_Prompt_: Across all the records, filter for lines with the word "this" and copy them.

[Extracted data entries]

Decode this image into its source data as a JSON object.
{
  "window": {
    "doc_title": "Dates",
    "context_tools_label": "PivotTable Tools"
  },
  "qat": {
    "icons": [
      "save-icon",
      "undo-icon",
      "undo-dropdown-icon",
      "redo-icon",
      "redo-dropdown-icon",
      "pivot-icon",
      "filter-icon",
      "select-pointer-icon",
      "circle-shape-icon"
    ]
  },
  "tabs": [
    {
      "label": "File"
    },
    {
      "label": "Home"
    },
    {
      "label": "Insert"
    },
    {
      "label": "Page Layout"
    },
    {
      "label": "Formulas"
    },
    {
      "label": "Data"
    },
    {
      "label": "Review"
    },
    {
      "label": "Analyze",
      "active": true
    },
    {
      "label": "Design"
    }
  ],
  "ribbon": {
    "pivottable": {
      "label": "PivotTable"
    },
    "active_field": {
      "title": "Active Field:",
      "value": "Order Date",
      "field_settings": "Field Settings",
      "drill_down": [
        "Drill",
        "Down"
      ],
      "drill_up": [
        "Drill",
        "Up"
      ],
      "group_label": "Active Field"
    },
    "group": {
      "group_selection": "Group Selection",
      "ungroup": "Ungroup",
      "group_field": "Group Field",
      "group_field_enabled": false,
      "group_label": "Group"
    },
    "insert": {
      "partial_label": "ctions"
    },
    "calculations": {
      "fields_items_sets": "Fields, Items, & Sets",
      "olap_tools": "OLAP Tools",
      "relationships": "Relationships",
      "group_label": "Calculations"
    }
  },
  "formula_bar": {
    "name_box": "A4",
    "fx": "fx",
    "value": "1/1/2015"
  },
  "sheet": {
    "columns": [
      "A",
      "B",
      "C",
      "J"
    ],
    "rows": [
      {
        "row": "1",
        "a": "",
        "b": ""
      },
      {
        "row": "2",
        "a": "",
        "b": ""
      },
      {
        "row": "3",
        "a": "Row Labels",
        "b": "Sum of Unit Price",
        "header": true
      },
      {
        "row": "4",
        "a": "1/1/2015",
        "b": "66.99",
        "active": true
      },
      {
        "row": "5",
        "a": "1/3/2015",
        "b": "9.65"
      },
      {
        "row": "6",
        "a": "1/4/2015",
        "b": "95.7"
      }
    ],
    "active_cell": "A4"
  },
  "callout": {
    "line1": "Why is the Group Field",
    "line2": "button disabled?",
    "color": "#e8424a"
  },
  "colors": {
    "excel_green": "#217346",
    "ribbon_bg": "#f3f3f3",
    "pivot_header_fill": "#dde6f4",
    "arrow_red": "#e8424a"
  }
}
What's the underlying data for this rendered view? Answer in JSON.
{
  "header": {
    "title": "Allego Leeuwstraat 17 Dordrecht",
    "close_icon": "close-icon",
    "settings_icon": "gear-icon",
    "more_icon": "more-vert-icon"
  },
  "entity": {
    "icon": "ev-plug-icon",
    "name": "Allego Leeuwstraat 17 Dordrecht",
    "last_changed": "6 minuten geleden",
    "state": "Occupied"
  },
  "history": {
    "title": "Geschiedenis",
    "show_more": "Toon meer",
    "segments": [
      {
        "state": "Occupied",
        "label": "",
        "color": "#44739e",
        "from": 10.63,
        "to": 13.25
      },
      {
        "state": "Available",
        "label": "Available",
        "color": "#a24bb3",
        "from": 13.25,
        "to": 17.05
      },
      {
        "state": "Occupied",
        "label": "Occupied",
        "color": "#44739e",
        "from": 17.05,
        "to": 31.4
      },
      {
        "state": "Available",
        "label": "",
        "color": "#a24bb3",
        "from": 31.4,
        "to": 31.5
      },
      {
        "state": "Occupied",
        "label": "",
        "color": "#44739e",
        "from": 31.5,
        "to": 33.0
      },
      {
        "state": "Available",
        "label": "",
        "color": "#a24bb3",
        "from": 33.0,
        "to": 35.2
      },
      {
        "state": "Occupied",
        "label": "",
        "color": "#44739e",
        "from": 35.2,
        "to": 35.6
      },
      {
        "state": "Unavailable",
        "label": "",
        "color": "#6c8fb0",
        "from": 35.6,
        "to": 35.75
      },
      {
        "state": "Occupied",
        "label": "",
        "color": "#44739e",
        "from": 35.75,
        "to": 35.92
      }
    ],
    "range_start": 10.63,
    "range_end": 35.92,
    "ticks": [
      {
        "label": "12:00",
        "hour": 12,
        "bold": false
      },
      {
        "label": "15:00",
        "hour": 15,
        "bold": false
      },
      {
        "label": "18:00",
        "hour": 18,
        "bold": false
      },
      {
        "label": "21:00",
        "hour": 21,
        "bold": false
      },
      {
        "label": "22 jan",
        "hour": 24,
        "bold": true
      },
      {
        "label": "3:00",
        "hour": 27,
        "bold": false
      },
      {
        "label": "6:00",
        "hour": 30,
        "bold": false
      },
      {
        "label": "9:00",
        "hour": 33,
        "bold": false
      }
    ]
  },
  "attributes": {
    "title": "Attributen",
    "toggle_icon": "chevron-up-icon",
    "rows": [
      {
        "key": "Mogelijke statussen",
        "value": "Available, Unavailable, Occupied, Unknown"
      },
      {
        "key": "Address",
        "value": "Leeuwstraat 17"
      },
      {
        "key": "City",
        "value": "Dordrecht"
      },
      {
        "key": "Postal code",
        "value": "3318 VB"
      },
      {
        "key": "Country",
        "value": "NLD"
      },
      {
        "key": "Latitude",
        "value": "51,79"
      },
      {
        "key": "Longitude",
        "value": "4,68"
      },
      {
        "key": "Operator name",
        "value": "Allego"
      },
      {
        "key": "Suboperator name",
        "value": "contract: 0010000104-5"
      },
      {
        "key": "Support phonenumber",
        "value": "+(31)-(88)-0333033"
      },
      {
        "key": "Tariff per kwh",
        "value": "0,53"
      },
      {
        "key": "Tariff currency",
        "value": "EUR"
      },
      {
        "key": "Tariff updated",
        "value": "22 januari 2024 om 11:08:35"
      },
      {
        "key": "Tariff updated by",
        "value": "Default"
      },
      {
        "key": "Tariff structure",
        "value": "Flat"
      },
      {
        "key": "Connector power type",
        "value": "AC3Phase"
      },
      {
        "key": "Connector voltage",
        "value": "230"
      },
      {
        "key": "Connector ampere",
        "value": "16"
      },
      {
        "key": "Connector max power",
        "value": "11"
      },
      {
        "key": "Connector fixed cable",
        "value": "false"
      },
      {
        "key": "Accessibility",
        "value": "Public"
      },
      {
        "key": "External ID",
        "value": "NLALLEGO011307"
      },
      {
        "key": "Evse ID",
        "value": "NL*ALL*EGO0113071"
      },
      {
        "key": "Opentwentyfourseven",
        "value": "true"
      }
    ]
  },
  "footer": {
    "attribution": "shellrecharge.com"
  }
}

_Output of the task_:
Decode this image into its source data as a JSON object.
What's the underlying data for this rendered view? Answer in JSON.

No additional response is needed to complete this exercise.